Happy Good Riddance Day!

Well, amid the various post about bbq’s and fireworks, didn’t want our UK subscribers to feel left out. Beyond me why y’all don’t make more of a celebration, not like you don’t have good reason.

(goodness isn’t Nov. 5th a little cold for fireworks? although I guess very good for bon fires.)

a recent survey concluded a large percentage of the British population didn’t know America had ever been a British colony

Please tell me I’m being subtly whooshed by dry British wit here, because I can’t wrap my head around the literal meaning of your statement.

That’s a bit scary. I wonder what such people think the USA is celebrating its fndependence from. :confused:

They couldn’t name what century the First World War had started in, agreed with the proposition that Adolf Hitler was a fictional character, and didn’t know America had ever been a British colony.

And happy “Huh? Really? Oh, well, then…” day from us Canadians, too. :wink:

Australians should almost call this a kind of Thanksgiving Day, I suppose. If it wasn’t for the War of Independence, so some historians say, then dear ol’ Blighty wouldn’t have felt the need to not only pip the French at acquiring territories in the Southern Hemisphere, but also set up a convict colony in Terra Australis (after they’d lost all chances of continuing same in America).

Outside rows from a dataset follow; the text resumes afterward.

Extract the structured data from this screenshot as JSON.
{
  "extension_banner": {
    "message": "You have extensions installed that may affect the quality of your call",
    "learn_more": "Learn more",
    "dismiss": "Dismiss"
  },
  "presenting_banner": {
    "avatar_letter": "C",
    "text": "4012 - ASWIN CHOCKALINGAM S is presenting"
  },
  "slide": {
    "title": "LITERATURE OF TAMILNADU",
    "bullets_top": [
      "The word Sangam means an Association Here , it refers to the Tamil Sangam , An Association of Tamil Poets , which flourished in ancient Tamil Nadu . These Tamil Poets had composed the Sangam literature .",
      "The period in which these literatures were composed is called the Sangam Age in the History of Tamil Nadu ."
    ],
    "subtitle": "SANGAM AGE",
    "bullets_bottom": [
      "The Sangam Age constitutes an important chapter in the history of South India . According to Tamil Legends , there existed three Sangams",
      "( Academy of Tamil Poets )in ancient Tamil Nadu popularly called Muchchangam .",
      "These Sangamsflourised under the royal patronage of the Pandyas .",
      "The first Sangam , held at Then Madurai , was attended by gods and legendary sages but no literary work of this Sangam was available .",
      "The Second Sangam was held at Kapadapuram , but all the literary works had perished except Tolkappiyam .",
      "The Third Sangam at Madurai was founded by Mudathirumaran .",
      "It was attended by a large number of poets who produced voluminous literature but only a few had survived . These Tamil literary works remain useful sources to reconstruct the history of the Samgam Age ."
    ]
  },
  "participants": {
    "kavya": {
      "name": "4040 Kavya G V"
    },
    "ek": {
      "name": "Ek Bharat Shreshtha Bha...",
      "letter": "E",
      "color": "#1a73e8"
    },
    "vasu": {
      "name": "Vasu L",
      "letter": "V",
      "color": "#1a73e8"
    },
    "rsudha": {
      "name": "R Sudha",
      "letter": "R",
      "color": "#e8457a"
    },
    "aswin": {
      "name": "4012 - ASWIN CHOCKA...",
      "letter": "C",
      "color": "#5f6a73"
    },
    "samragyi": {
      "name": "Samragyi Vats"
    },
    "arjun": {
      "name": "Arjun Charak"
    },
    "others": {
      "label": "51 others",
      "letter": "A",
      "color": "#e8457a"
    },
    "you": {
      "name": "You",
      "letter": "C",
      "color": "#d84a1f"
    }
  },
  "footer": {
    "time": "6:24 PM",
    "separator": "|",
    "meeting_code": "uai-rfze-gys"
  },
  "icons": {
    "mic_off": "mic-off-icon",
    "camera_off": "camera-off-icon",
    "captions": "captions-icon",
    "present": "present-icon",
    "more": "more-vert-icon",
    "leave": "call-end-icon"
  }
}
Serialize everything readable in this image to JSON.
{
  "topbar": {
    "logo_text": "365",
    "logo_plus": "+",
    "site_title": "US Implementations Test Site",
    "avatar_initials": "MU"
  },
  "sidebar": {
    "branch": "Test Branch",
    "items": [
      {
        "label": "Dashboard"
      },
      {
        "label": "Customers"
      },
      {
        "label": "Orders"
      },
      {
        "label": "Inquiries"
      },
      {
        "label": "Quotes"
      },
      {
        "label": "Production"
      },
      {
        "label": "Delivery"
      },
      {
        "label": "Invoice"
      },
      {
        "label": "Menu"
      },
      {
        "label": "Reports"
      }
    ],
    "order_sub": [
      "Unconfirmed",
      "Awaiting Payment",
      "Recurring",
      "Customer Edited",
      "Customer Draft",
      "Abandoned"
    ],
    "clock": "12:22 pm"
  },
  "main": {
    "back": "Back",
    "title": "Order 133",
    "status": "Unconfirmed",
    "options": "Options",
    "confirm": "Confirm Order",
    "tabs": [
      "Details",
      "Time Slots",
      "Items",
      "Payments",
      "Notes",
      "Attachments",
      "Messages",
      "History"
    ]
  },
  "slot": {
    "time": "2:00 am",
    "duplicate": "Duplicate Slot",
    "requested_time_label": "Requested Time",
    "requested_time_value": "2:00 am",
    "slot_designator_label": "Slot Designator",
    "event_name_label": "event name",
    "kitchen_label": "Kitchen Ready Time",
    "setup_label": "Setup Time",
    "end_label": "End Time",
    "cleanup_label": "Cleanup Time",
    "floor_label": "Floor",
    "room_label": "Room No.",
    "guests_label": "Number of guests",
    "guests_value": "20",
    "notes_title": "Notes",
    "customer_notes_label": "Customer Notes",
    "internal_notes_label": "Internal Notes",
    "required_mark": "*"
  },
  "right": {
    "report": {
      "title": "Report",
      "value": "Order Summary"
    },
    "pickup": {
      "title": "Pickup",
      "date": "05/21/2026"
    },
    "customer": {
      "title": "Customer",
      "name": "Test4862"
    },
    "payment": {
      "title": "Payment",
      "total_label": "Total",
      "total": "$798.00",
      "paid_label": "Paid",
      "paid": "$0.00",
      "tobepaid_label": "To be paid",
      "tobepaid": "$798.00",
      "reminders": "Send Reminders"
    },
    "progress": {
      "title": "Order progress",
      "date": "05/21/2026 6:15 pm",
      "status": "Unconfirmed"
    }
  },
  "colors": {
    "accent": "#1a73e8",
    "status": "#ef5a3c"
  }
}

:eek: Eegad, that’s like end of “Threads,” only without the nuclear war prerequisite.

Not that the American public would necessarily fare better in a similar poll. :frowning:

Well, can we try to start a Guy Fawkes day here, but with copies of the old king? :stuck_out_tongue:

I was just on ICQ with a business partner in England. He allowed as we must be very sad today, since it’s the anniversary of us losing our motherland.

Haha - and are you going to continue to be this person’ business patrtner?

I’m sure he was joking, though. :slight_smile:

Guy Fawkes’ day was celebrated in New England at one time, but seems to have died out in the 19th c.

On the one hand, this is very sad. On the other, well, I’m glad our kids aren’t the only ones with huge gaping holes in their education.

Mk VII, have you a link to the specific survey? I have big issues with many of these types of surveys, in the way they phrase questions vs. they way they report the findings. Such as giving the interviewee a blank map of the world, with only continent outlines, and asking them to point to Afghanistan. I’m only 80% confident I’d be on target, if Iran and Pakistan weren’t clearly identified!

As for the ‘fictitious character’, it was probably multiple choice, with three fictitious historical characters. So somebody with, umm, less than average intelligence & education, could easily be bewildered and take a random guess. And one in four of those guesses would be for Hitler.

Yes, on both counts. I replied, of course, that it’s all that we can do to bear the heavy burden of the day, drowning our sorrows with sausages on buns, baked apple confections and brewed alcoholic beverages. Not necessarily in that order.

I am :confused:. It seems from looking over the BBC’s homepage that Bonefire night is still celebrated, and it seems like much the same holiday.

The BBC’s search engine seems to be down. Here is a alternate link.

Ahem (bolding mine):

Guy Fawkes’ day was celebrated in New England at one time, but seems to have died out in the 19th c.

Oh, New England.

Well, 'twas just a joke that we, as americans should take to buring effiges of (Kingie-poo) George William Fredrick, rather then Guido Fawkes. Kind of a taking an (Old England, not New) english holiday, and making it 'Merican.